Based on John Waters’ cult 80s film starring Ricky Lake and the late Divine, Hairspray is the ultimate feel good, foot tapping, cheesy grin inducing musical that will guarantee to have you on your feet dancing in the aisles by the end of the show.
Set in Baltimore during the late 1950s and early 60s, Hairspray follows the dreams of Tracy Turnblad, a larger than life teenager who dreams of nothing more than being a regular dancer on the legendary Corny Collin’s dance show on TV, but Hairspray isn’t scared of tackling some big themes, racial segregation being the biggest, with a message that rings strong throughout. Don’t be ashamed of who you are or what you want to become, that everyone is equal and should be treated the same.
Wittman &Shaiman (the same team behind the songs in TV’s Smash) have created a musical full of catchy songs and power ballads, from the opening number ‘Good Morning Baltimore’ to the show stopping ‘I Know Were I’ve Been’ beautifully delivered by Sandra Marvin as Motormouth Maybelle in a performance that gained its own standing ovation during the production, there really is something for everyone in this show.
Freya Sutton making her professional debut in the title rôle of Tracy Turnblad is a revelation, she carries the show with her larger than life personality and incredible stage presence and with powerhouse lungs to match, what really is there to dislike?

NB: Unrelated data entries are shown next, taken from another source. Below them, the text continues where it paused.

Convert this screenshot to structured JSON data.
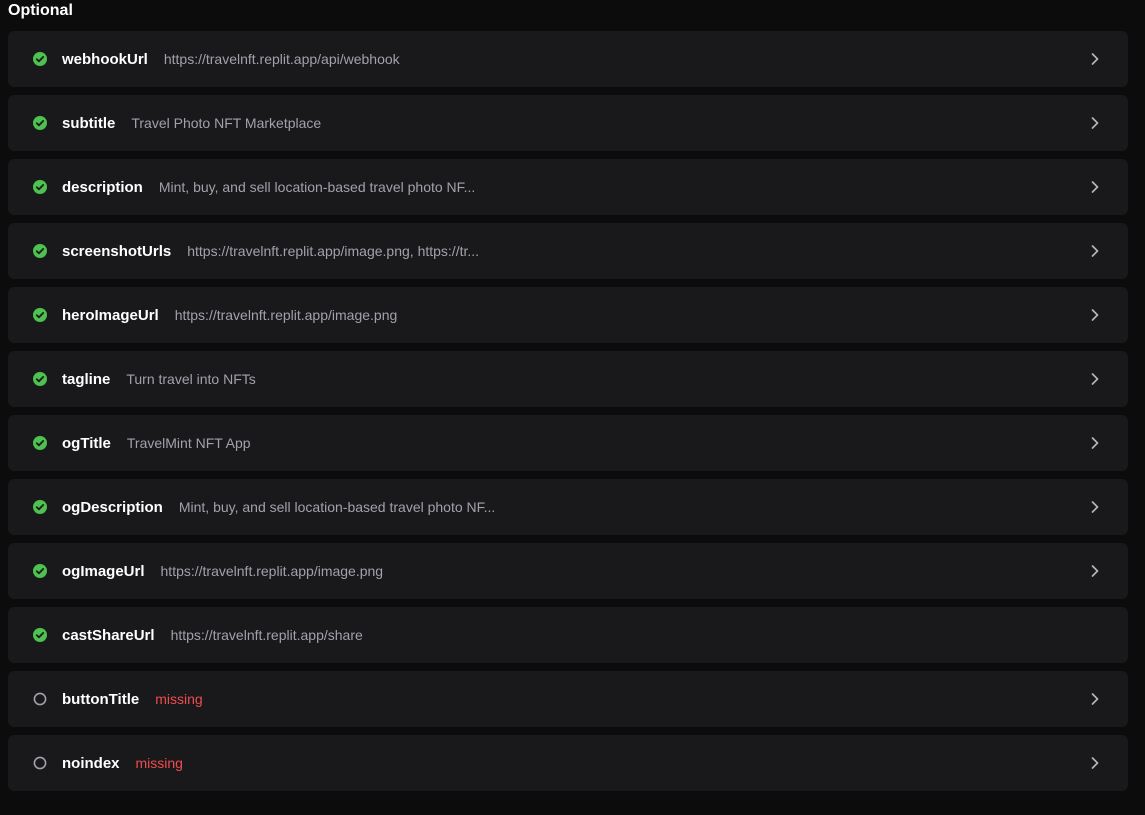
{
  "section": {
    "title": "Optional"
  },
  "colors": {
    "background": "#0c0c0d",
    "row_background": "#19191c",
    "ok": "#4ec24e",
    "missing": "#f04c4c",
    "value_text": "#a1a1aa"
  },
  "fields": [
    {
      "key": "webhookUrl",
      "value": "https://travelnft.replit.app/api/webhook",
      "status": "ok",
      "status_icon": "check-circle-icon",
      "has_chevron": true
    },
    {
      "key": "subtitle",
      "value": "Travel Photo NFT Marketplace",
      "status": "ok",
      "status_icon": "check-circle-icon",
      "has_chevron": true
    },
    {
      "key": "description",
      "value": "Mint, buy, and sell location-based travel photo NF...",
      "status": "ok",
      "status_icon": "check-circle-icon",
      "has_chevron": true
    },
    {
      "key": "screenshotUrls",
      "value": "https://travelnft.replit.app/image.png, https://tr...",
      "status": "ok",
      "status_icon": "check-circle-icon",
      "has_chevron": true
    },
    {
      "key": "heroImageUrl",
      "value": "https://travelnft.replit.app/image.png",
      "status": "ok",
      "status_icon": "check-circle-icon",
      "has_chevron": true
    },
    {
      "key": "tagline",
      "value": "Turn travel into NFTs",
      "status": "ok",
      "status_icon": "check-circle-icon",
      "has_chevron": true
    },
    {
      "key": "ogTitle",
      "value": "TravelMint NFT App",
      "status": "ok",
      "status_icon": "check-circle-icon",
      "has_chevron": true
    },
    {
      "key": "ogDescription",
      "value": "Mint, buy, and sell location-based travel photo NF...",
      "status": "ok",
      "status_icon": "check-circle-icon",
      "has_chevron": true
    },
    {
      "key": "ogImageUrl",
      "value": "https://travelnft.replit.app/image.png",
      "status": "ok",
      "status_icon": "check-circle-icon",
      "has_chevron": true
    },
    {
      "key": "castShareUrl",
      "value": "https://travelnft.replit.app/share",
      "status": "ok",
      "status_icon": "check-circle-icon",
      "has_chevron": false
    },
    {
      "key": "buttonTitle",
      "value": "missing",
      "status": "missing",
      "status_icon": "empty-circle-icon",
      "has_chevron": true
    },
    {
      "key": "noindex",
      "value": "missing",
      "status": "missing",
      "status_icon": "empty-circle-icon",
      "has_chevron": true
    }
  ]
}
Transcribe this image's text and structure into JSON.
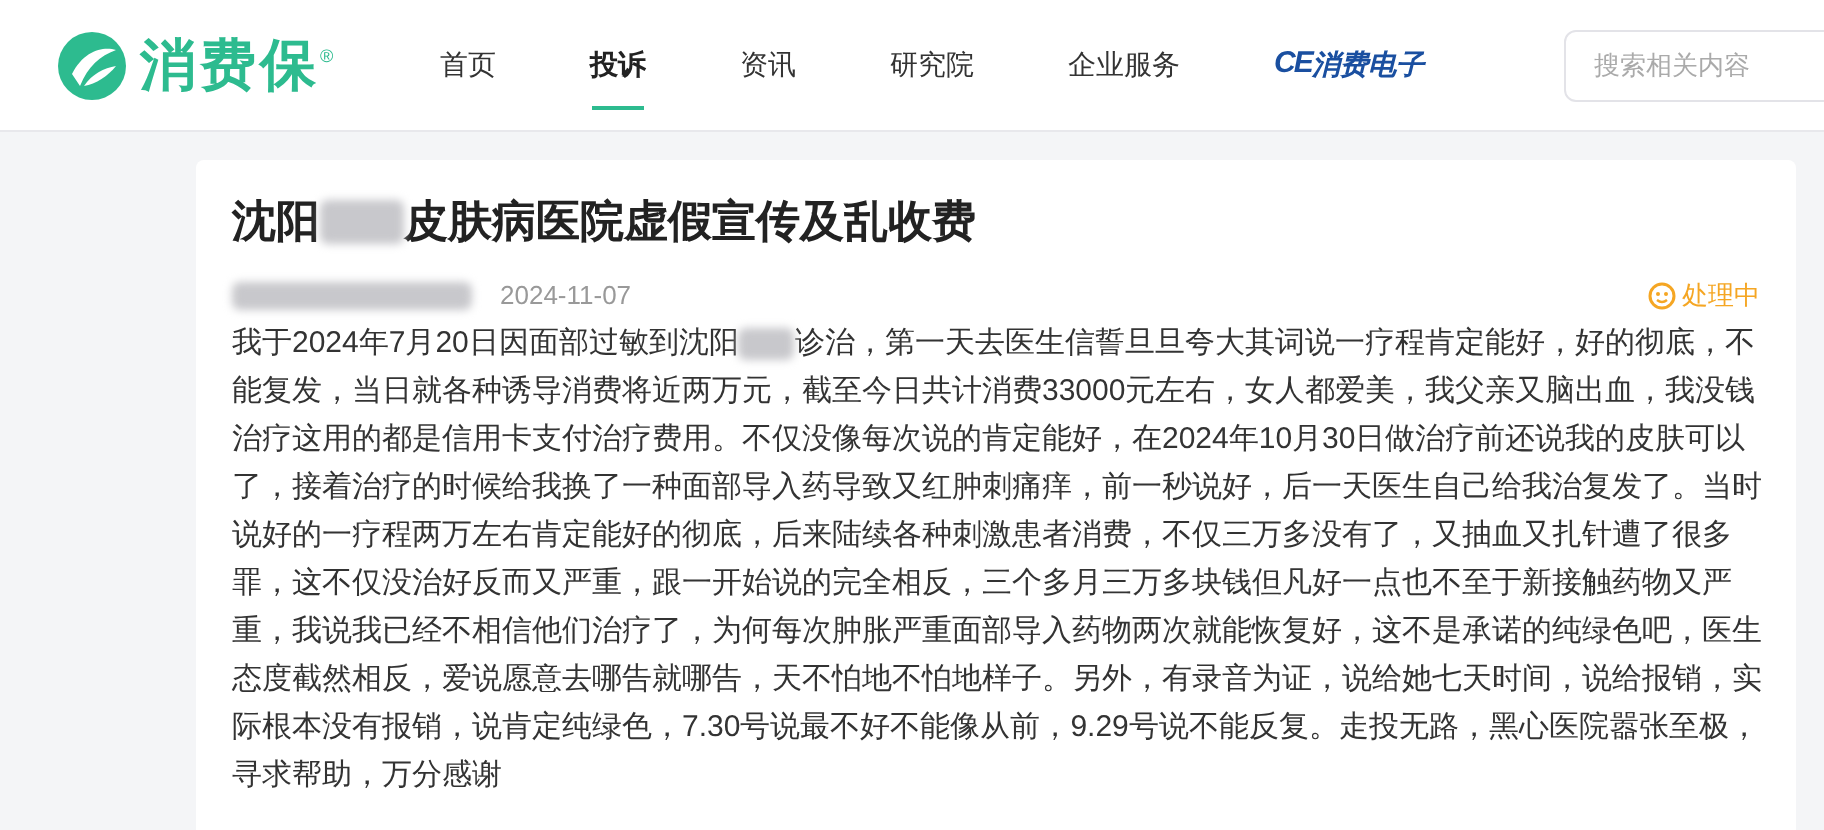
{
  "header": {
    "logo": {
      "text": "消费保",
      "mark": "®"
    },
    "nav": [
      {
        "label": "首页",
        "selected": false
      },
      {
        "label": "投诉",
        "selected": true
      },
      {
        "label": "资讯",
        "selected": false
      },
      {
        "label": "研究院",
        "selected": false
      },
      {
        "label": "企业服务",
        "selected": false
      }
    ],
    "partner": {
      "badge": "CE",
      "text": "消费电子"
    },
    "search": {
      "placeholder": "搜索相关内容"
    }
  },
  "complaint": {
    "title_before": "沈阳",
    "title_after": "皮肤病医院虚假宣传及乱收费",
    "date": "2024-11-07",
    "status": "处理中",
    "body_before": "我于2024年7月20日因面部过敏到沈阳",
    "body_after": "诊治，第一天去医生信誓旦旦夸大其词说一疗程肯定能好，好的彻底，不能复发，当日就各种诱导消费将近两万元，截至今日共计消费33000元左右，女人都爱美，我父亲又脑出血，我没钱治疗这用的都是信用卡支付治疗费用。不仅没像每次说的肯定能好，在2024年10月30日做治疗前还说我的皮肤可以了，接着治疗的时候给我换了一种面部导入药导致又红肿刺痛痒，前一秒说好，后一天医生自己给我治复发了。当时说好的一疗程两万左右肯定能好的彻底，后来陆续各种刺激患者消费，不仅三万多没有了，又抽血又扎针遭了很多罪，这不仅没治好反而又严重，跟一开始说的完全相反，三个多月三万多块钱但凡好一点也不至于新接触药物又严重，我说我已经不相信他们治疗了，为何每次肿胀严重面部导入药物两次就能恢复好，这不是承诺的纯绿色吧，医生态度截然相反，爱说愿意去哪告就哪告，天不怕地不怕地样子。另外，有录音为证，说给她七天时间，说给报销，实际根本没有报销，说肯定纯绿色，7.30号说最不好不能像从前，9.29号说不能反复。走投无路，黑心医院嚣张至极，寻求帮助，万分感谢"
  }
}
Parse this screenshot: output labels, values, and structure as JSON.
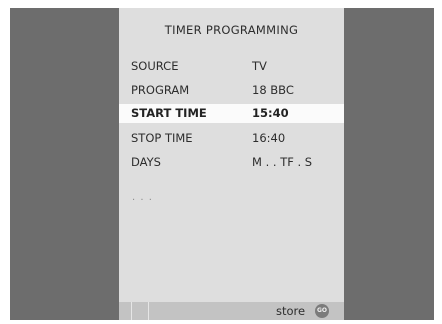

Playing in front of a home crowd is always going to be special and for Marcus Collins (Seaweed) this was his night, he manages to captivate the crowd with sizzling shimmy’s and velvety vocals.
Following in the footsteps of Michael Ball, Brian Connelly and Phil Jupitus is no easy feat but TV personality Mark Benton fills the larger than life character of Edna Turnblad with aplomb, he gives the character a much needed roundness and believability and plays the laughs with excellent comic timing. Strong support is also given from Lucy Benjamin and Gemma Sutton as mother and daughter team Velma and Amber Von Tussle while Lauren Hood manages to steal most scenes she delivers with a fantastic portrayal of Penny Pingleton.
The ensemble are drilled to musical and chorographical excellence and deliver performances that would make even the fittest of performers sweat just by watching them. Jack O’Brien’s direction combined with Jerry Mitchell’s fun choreography means Hairspray never lacks pace or precision, if one was to pick fault with the production it would be that some of the rôles are played a little over the top, whichoccasionallyjars against the rest of the production.
However little niggles aside, Hairspray once again proves that the regions can have the best on their doorsteps and you don’t have to pay in excess of £100 a ticket to have a sensational night out at the theatre.